Dogs, like people, have varying relationships with food. Pip eats as if this is her first meal in days and her last meal for weeks. PJ dines slowly and, if Bracken used to look her way, PJ would simply pick up her bowl – food and all – and retire to a more private dining area.
My dogs can eat together because none of them growl at me over food and because the training they have had makes them easy to manage. I can communicate using just spatial pressure (meaning I can step between them if I were to see any tension at all and defuse it) and calm verbal instructions such as “Go,” meaning go away.
When client or foster dogs are visiting, they are always fed in a crate, as I do not risk that new dynamic igniting something in my group. If I am feeding something extra delicious, Pip and Bacchus are both in their crates, because that is an easy way to guarantee group calm and safety.
The point is – mix and match as your dogs need. It isn’t “unfair” for one to be crated and the rest free. Managing groups of dogs isn’t about “fair,” it is about safe and sane.
Meal Times: The Rules
Feed two times a day. I’m not a free-feeding advocate for groups of dogs. Exception: Toy breed pups can become hypoglycemic, so have food down for them at all times in a crate or pen, until your vet or breeder says it is safe to move to meals.
Encourage calm sitting during food prep by feeding dogs who are calmly sitting. I dole out pieces of kibble for calm. And don’t try to be “fair” by feeding every dog – feed the calm dogs. That’s fair. Help the restless ones make a better choice: Sit and feed that. Do not feed pacing, barking, whining, jumping or any other ramped up behavior.
If one dog eats much faster than another, either crate one or the other. At advanced levels, you can teach your gobbler to ignore the other dogs, but it is safest for all to simply separate.
If any dog you have would growl at you over his food, please crate him. Not only does this minimize the risk of him aggressing toward you, but it eliminates the possibility of another of your dogs coming to your aid. Many a good dog will take strong offense at another dog threatening you – even one of your own – so avoid that by crating the growler. (By all means, work on this issue, but as long as this issue is an issue – crate!
Crate new fosters, puppies and client dogs. There is simply no reason to add them into the mix right away. It is much better to get everyone settled in less volatile situations before attempting to add them into the group.
When you do add them in, leave a leash on them while they eat so you can easily get a hold of them should they start to wander around.
Set bowls down at a distance from each other. Distance lessens tension. With up to four dogs, I tend to put a bowl toward each corner and, if supervision is needed, I stand in the center. The dogs who eat the fastest are fed closest to the exit so I can easily use body blocking (see: “Mine!” and “Go!”) to send them elsewhere when they finish first.
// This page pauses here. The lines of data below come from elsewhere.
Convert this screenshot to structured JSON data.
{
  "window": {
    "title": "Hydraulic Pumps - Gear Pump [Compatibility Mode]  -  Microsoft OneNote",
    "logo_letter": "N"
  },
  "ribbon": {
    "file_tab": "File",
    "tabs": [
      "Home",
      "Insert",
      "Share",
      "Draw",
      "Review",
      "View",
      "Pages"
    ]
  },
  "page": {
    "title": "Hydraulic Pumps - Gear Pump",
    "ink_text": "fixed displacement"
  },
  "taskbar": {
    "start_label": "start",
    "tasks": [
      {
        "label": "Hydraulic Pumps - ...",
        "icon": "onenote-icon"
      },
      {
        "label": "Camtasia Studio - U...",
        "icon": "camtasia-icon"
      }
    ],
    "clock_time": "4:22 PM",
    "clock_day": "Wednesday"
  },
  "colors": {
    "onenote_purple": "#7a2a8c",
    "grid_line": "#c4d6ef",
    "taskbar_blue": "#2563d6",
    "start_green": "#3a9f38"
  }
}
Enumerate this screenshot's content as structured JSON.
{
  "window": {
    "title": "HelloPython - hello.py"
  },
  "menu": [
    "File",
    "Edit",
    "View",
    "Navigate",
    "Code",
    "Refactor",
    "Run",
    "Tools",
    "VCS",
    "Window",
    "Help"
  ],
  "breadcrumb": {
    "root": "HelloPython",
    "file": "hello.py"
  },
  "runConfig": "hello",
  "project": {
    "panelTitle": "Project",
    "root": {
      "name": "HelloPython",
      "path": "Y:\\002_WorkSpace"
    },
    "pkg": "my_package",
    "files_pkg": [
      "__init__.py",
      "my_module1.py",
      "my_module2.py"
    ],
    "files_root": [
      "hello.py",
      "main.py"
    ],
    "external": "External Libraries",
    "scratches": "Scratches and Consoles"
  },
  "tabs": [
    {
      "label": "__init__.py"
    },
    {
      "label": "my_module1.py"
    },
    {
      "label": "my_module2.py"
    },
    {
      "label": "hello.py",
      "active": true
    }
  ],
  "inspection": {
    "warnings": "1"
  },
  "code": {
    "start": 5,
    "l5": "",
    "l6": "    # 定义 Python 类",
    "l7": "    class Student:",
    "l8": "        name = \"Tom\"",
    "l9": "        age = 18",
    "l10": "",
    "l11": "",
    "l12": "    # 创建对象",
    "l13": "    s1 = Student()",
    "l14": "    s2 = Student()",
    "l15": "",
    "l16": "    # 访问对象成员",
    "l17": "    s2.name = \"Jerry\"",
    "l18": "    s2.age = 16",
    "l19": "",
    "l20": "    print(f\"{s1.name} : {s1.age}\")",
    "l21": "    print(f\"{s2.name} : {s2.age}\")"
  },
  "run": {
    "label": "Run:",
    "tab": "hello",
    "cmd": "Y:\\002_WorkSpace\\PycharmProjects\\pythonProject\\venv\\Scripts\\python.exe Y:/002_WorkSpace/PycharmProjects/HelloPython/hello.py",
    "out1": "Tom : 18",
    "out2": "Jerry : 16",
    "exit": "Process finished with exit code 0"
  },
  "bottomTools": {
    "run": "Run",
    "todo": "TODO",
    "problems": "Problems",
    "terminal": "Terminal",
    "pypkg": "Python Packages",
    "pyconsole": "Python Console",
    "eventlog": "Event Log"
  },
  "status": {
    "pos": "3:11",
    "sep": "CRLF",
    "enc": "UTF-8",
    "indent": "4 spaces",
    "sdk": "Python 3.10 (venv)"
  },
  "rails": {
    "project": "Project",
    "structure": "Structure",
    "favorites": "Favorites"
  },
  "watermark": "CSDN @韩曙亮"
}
If you feed raw, feed in crates so you can a) minimize contamination of your home and b) control access to the high value foods you are feeding. A dog who won’t fight over kibble can come out swinging for a turkey neck.
Keep high value items put away, and what exactly is “high value” is your dog’s decision. An empty can of tuna or a full garbage bag can start a fight in some homes.
Give your dogs a set amount of time to eat. When that time is past, pick up the bowls.
If you have a one kibble at a time dog who likes to take one, walk off, eat that one, walk back, take another, then either feed in a crate or simply pick up his bowl the first time he leaves it. Do so without comment or concern. Within a couple of days, he’ll stay near the bowl, if just to keep better track of it.
Never allow one dog to hover over or stare at another dog who is eating. When dogs are done, I calmly tell them “go,” sending them out of the room, or I have them down. If I cannot do either yet, then the dog is fed in his crate.
Never allow one dog to eat out of another’s bowl or finish one dog’s food when that dog walks away. This would only encourage hovering and attempts to steal (it’ll also make the cleaner upper tubby). Left-overs are picked up.
When meals are done, pick up the bowls from floor and crates. This minimizes the chance the dogs will squabble over bowls or miniscule crumbs left in a bowl.
by Sarah Wilson